In this multicenter (4-site), retrospective cohort study, data from 405 residents were collected. Regression analysis was done for the entire data set, and also breaking down the data by PGY-training year. This latter step was done in case training level showed a different correlation between conference attendance and ITE score.
There was no correlation between conference attendance rate and the ITE score, whether you look at the entire data set or whether you looked in a year-by-year analysis. The study, however, did find 2 significant predictors of ITE score:
- USMLE step 1 score (Median of all residents = 220; IQR = 209-234)
- Female sex (sorry, guys)
- This was a retrospective study. A better study would be to do this prospectively.
- Each residency program has a different conference curriculum. This may have confounded the data.
- Data was not collected on the residents’ self-study or other educational practices.
- Because the RRC-EM standards require at least 70% conference attendance, the data only looks at residents with ≥70% attendance. What would the ITE scores have been for residents who had, for instance, 0% attendance rates? Now THAT would be interesting.

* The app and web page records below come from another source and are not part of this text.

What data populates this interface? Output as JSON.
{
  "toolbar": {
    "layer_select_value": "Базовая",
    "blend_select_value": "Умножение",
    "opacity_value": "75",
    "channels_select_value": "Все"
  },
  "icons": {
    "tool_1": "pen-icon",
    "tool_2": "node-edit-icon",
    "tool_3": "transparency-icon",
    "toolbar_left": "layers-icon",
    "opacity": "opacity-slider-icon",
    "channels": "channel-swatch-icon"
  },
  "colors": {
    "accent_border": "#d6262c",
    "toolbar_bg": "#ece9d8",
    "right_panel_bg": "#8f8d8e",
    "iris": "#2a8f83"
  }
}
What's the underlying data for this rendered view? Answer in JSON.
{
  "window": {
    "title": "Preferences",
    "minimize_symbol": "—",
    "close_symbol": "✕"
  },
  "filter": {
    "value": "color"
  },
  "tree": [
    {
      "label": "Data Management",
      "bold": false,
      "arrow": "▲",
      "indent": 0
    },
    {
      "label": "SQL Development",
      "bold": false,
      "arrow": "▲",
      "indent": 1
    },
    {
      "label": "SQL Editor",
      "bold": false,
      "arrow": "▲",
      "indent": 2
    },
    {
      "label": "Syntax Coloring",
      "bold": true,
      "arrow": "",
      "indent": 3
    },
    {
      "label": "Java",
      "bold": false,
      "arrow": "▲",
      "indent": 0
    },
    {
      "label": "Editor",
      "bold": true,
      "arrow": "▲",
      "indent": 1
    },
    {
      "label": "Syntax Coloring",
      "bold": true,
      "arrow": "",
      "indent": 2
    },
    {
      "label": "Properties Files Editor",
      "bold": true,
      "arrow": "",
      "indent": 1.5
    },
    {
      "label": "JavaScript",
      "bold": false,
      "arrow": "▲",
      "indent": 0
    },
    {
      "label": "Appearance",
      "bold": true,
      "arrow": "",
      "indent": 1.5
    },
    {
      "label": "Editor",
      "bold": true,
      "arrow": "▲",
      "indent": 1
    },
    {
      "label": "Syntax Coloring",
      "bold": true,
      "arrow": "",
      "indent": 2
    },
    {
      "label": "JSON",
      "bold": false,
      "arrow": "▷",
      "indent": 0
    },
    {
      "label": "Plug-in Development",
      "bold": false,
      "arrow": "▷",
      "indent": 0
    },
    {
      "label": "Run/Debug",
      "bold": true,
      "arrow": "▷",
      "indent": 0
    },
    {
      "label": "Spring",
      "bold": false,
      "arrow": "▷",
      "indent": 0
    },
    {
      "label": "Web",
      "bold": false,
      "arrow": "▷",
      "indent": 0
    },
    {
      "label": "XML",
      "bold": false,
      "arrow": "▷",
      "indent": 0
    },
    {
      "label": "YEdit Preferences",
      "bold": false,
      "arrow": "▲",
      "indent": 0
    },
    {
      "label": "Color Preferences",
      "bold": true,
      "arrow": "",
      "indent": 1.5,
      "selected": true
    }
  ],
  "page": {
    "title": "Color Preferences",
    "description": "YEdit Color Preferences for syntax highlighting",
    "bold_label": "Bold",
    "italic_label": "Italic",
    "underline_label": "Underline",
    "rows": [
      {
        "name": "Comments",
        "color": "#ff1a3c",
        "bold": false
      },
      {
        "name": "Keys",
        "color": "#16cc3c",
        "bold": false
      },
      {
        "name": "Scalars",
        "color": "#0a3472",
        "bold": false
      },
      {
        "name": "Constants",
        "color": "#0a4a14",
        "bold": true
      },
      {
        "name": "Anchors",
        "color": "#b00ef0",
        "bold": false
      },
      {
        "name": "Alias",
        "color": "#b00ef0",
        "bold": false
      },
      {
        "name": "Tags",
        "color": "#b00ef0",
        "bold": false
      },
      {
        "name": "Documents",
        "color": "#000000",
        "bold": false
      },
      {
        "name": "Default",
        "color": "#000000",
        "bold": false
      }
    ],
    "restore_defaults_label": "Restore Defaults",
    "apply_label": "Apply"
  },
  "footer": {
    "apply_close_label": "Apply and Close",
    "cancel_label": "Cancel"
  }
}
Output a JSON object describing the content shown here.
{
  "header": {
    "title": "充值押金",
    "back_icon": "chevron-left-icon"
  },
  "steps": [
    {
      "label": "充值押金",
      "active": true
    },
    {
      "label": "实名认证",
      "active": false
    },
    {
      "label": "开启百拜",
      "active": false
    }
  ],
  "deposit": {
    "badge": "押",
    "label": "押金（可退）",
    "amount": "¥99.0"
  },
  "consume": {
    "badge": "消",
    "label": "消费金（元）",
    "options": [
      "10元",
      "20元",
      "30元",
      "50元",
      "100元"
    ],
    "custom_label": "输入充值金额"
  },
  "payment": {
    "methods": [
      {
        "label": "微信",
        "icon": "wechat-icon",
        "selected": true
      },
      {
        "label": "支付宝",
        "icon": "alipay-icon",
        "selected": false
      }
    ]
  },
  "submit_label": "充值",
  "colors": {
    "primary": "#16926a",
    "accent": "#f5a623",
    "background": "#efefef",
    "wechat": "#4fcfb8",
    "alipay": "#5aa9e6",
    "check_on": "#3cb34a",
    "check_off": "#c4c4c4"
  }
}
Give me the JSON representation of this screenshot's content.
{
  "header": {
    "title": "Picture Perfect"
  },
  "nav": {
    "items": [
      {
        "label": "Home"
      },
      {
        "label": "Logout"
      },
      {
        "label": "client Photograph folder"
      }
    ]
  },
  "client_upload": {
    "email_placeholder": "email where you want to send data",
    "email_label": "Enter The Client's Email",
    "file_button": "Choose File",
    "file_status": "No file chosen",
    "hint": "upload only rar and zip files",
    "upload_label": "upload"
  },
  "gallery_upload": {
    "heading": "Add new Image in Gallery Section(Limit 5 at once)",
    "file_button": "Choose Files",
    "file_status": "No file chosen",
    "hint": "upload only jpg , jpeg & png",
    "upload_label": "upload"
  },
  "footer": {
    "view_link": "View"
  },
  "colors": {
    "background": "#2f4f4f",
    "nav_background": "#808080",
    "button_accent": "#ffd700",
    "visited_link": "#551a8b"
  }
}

I personally believe that residency conferences has only a minimal-to-modest impact on how residents perform on their ITE exam and even how they perform clinically. Conference time does serve a good function though. It allows residents and faculty to socialize and provides residents with a little escape from the day-to-day clinical duties. This could just as well be accomplished by weekly or monthly “wellness sessions” where all residents are excused from clinical services.
Based on results from this study, perhaps we should re-look at the RRC-EM requirement for 70% minimum attendance at the 5 hours/week conference curriculum. For me, I’d like to see more time and resources spent towards providing a variety of learning tools for the residents. This would accommodate the residents’ various learning styles and afford residency programs more flexibility in custom-tailoring education for each individual.
Hern HG, et al. Conference attendance does not correlate with emergency medicine residency in-training examination scores. Acad Emerg Med. 209; 16:S63-S66.